Compare contemporary rugger, from Rugby, and note vulgar connotations of analogous *asser if abbreviating on first syllable.[1] Similarly constructed coinages from the same period include: brekker (breakfast), fresher (freshman) and footer (football). See Oxford -er.


  • (UK) IPA(key): /ˈsɒk.ə/
  • (file)
  • (US) IPA(key): /ˈsɑk.ɚ/
  • Rhymes: -ɒkə(ɹ)


soccer (uncountable)

  1. association football
    Synonyms: (UK, formal, rarely used) association football, soccer football, (ambiguous) football; see also Thesaurus:football
    • 1885 December 1, “Our Oxford Letter”, in The Oldhallian[1], page 171:
      The 'Varsity played Aston Villa and were beaten after a very exciting game; this was pre-eminently the most important "Socker" game played in Oxford this term.
    • 1888 February 15, “Charley Symonds”, in The Oxford Magazine[2], page 224:
      Golf is perhaps seven or eight years old in Oxford, ... football, seu Rugger, sive Soccer, not more than sixteen or seventeen.
    • 1889 September 16, “Football Prospects in the West of England”, in The Western Daily Press, volume 63, number 9757, Bristol, page 7:
      Those who play under the "Socker" (Association) rules in the North of England, the Midlands, and Scotland take no heed of the warmness of the weather
    • 1890, Albert Barrère and Charles Leland, A Dictionary of Slang, Jargon & Cant[3], volume 2, Ballantyne, page 275:
      Socker (public schools), football played according to the Association Rules
    • 1987, Charles Hughes, The Football Association Coaching Book of Soccer: Tactics and Skills, London: BBC, →ISBN:

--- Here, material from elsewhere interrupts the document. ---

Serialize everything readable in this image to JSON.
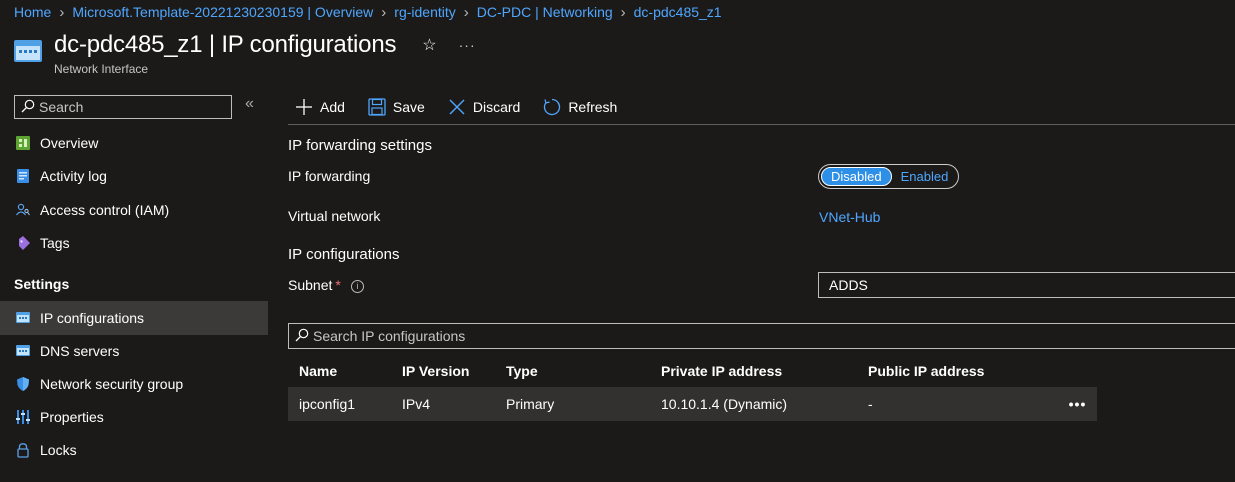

Usage notesEdit

  • football (soccer) is more commonly used in the UK, Ireland, and many other places in the world, with the exception of the US, Canada, Australia, and South Africa.

Derived termsEdit

Related termsEdit




soccer (third-person singular simple present soccers, present participle soccering, simple past and past participle soccered)

  1. (Australian rules football) To kick the football directly off the ground, without using one's hands.
    • 1990 Geoffrey Blainey, A Game of Our Own: The Origins of Australian Football, 2003, Black Inc. Publishing, p73.
      The rule seems to have encouraged players to soccer the ball along the ground.
    • 2008, John Devaney, Full Points Footy′s WA Football Companion, page 334,
      [] West Perth seemed on the verge of victory, only to succumb by 4 points after a soccered goal from Old Easts with less than half a minute remaining.
    • 2010 March 27, Michael Whiting, “Lions give Fev debut to remember”, AFL - The official site of the Australian Football League.
      Fevola showed the best and worst of his play after dropping a simple chest mark, only to regather seconds later and soccer the ball through from the most acute of angles.


  1. ^ Douglas Harper (2001–2021), “soccer”, in Online Etymology Dictionary.

Further readingEdit





soccer m (uncountable)

  1. (Canada, Quebec, Louisiana) soccer (association football)


See alsoEdit